Just weeks ago, the Washington Post described Scott Walker as the first "It" candidate of the 2016 presidential races, but after stumbling over "truth," evolution, and whether or not the President is a Christian or loves America, Walker is getting ready to change the topic.
Rudy, let's break down your statement. When you say that "I do not believe that the president loves America," what indication do you have or what criteria are you using? I really want to know.
Scott Walker doesn't know. And he doesn't care. ...
The GOP wasted no time in creating yet another self-induced government shutdown showdown. Not even two full months into their control of Congress, and they are pushing a critical federal department towards shutting down, all in an effort to make a political point.
There is no doubt that we need to continue to help everyone who wants a college education to be able to afford it. And college still needs to be a path by which people can learn and demonstrate their excellence. But it is critical that it is not considered the only path.
Okay, so media critic Howard Kurtz doesn't want us to talk about 2016. But the problem is that a couple dozen Republican hopefuls do... and they're running plays that merit our attention.
The voters that make up the Republican base don't just want chili-cheese fries... they want to feast on the ground, raw, red meat of anyone who disagrees with them, while claiming that America is a Christian nation. That's the kind of diet we should make fun of.
Having a college degree, once thought of as a necessity for most upper-level careers, including holding the most powerful office in the world, might suddenly seem like a cross to bear as Scott Walker attempts to demonstrate how that little document has screwed up our country for over two decades.
Clinton in 2016 could have the same effect as Reagan in 1980 and 1984: recruiting Democratic candidates, inspiring Democratic supporters and winning an electoral landslide. Reagan would be embarrassed by Republicans today.
Though a contemptible philistine, Gov. Walker may have a point. If the University wants the taxpayers to subsidize their search for truth, shouldn't they occasionally find some?
The Republican Party and the political media world are already off to the 2016 horse races. It is way too early for any real analysis of the public's mood, but that doesn't stop the oddsmaking within the Beltway. After all, the Democratic nomination race is setting up to be a snoozer, so why not get started obsessing over the Republican race?
When Wisconsin Governor Scott Walker was in London last week attempting to look presidential, he refused to answer even the most basic of policy questions. Although he certainly didn't intend it this way, his non-answer to the query asking about his opinion of the theory of evolution should be long remembered.
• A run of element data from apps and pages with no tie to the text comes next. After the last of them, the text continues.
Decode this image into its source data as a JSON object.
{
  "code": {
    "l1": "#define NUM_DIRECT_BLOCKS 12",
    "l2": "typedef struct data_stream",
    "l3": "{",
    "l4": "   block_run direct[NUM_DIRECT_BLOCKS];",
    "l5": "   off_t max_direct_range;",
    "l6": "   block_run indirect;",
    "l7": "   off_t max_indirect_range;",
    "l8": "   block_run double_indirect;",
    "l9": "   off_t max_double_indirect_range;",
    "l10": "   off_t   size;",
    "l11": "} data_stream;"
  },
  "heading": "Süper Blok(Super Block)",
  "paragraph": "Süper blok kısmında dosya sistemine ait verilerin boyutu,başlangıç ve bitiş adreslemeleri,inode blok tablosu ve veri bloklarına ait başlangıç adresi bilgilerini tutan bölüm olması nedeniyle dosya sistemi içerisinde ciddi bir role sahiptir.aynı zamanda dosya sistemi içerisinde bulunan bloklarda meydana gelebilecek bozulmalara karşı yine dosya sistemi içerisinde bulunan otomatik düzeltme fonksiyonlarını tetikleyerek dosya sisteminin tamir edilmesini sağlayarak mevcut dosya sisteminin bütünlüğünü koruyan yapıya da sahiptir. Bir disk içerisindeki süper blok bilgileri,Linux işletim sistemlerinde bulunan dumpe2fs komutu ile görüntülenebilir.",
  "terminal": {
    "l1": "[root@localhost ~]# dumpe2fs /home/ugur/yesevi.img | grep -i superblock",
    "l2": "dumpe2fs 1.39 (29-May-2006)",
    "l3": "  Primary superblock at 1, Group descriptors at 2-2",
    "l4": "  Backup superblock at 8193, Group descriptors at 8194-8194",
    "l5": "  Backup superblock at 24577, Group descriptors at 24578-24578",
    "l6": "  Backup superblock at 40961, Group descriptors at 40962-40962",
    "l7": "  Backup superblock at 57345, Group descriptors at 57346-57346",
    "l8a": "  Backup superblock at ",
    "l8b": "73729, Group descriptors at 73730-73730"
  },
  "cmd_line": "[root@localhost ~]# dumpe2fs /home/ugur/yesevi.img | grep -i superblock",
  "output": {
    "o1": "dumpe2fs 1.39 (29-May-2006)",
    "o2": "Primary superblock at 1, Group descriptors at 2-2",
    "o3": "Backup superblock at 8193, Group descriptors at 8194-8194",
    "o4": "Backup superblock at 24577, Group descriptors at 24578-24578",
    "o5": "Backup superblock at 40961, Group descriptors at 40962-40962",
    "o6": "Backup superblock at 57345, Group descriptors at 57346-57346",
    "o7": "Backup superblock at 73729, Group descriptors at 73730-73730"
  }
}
When Gov. Scott Walker (R-WI) went out and gutted unions in Wisconsin, he knew that the state legislature had his back. The state government was pretty closely divided between parties, but Republicans had the majority, and so they could ramrod most any decisions down the gut of the state. Which as we now know is just what they did.
Scott Walker wants to place new burdens on poor people. His justification? He's fighting for small businesses. He should stop pandering to the most extreme elements of the Republican base and start listening to employers across his state.
Before Bush concentrates on winning the Iowa caucuses, he should think twice about making the same mistake that Romney did in trying to capture, or even placate, that Iowa GOP mentality that might play well in the cornfields and pig farms.